While Shahbazian and Nazari commenced serving their sentences a few months later, Khajavi faced a temporary reprieve. A car accident had left her with a severely broken ankle, necessitating the insertion of metal plates. Despite enduring persistent physical challenges, including walking with a limp and developing arthritis, Khajavi's respite came to an abrupt end on January 3 when she was instructed to report to Evin Prison within five days.

In a somewhat contrasting turn of events, Shahbazian and Nazari, both convicted on similar charges, managed to secure early release.

Shahbazian's initial two year sentence was further diminished by an appeal-court judge citing insufficient evidence under Article 498 of the Islamic Penal Code, related to organising groups perceived as threats to national security.

By September 2023, Shahbazian had received a full pardon and was released. Nazari, granted freedom earlier in 2023, reportedly obtained her release due to her son's declining health as he battled leukemia.

Amid this legal saga, activists are keenly advocating for the immediate and unconditional exoneration of Khajavi. They highlight the injustice of her imprisonment solely based on her Christian faith and passionately implore Iran to cease its harassment of the Christian community.

The activists have drawn attention to a previous legal benchmark - the November 2021 Supreme Court ruling explicitly stating that "the promotion of Christianity and the formation of a house-church is not criminalised in law" and should not be considered a threat to national security.

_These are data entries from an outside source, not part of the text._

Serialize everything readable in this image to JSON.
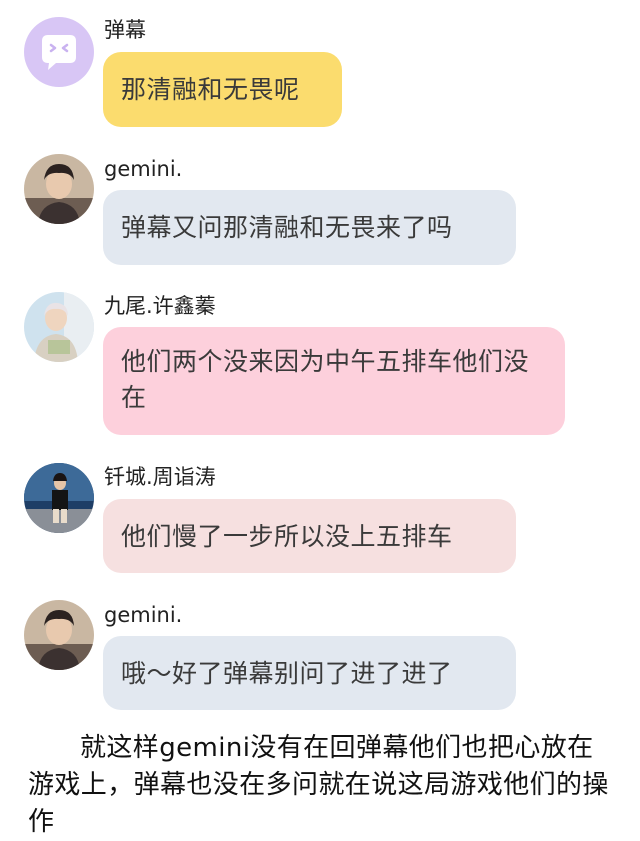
{
  "messages": [
    {
      "username": "弹幕",
      "text": "那清融和无畏呢",
      "bubble_color": "#fbdc6e",
      "avatar_icon": "danmu-chat-icon",
      "avatar_color": "#d8c6f5"
    },
    {
      "username": "gemini.",
      "text": "弹幕又问那清融和无畏来了吗",
      "bubble_color": "#e2e8f0",
      "avatar_icon": "user-photo-avatar"
    },
    {
      "username": "九尾.许鑫蓁",
      "text": "他们两个没来因为中午五排车他们没在",
      "bubble_color": "#fdd0dc",
      "avatar_icon": "user-photo-avatar"
    },
    {
      "username": "钎城.周诣涛",
      "text": "他们慢了一步所以没上五排车",
      "bubble_color": "#f6e0e0",
      "avatar_icon": "user-photo-avatar"
    },
    {
      "username": "gemini.",
      "text": "哦～好了弹幕别问了进了进了",
      "bubble_color": "#e2e8f0",
      "avatar_icon": "user-photo-avatar"
    }
  ],
  "narration": "就这样gemini没有在回弹幕他们也把心放在游戏上，弹幕也没在多问就在说这局游戏他们的操作"
}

As this troubling narrative unfolds, Mina Khajavi's plight serves as a stark reminder of the challenges encountered by certain religious minorities in specific regions, prompting global concerns about religious freedom and human rights.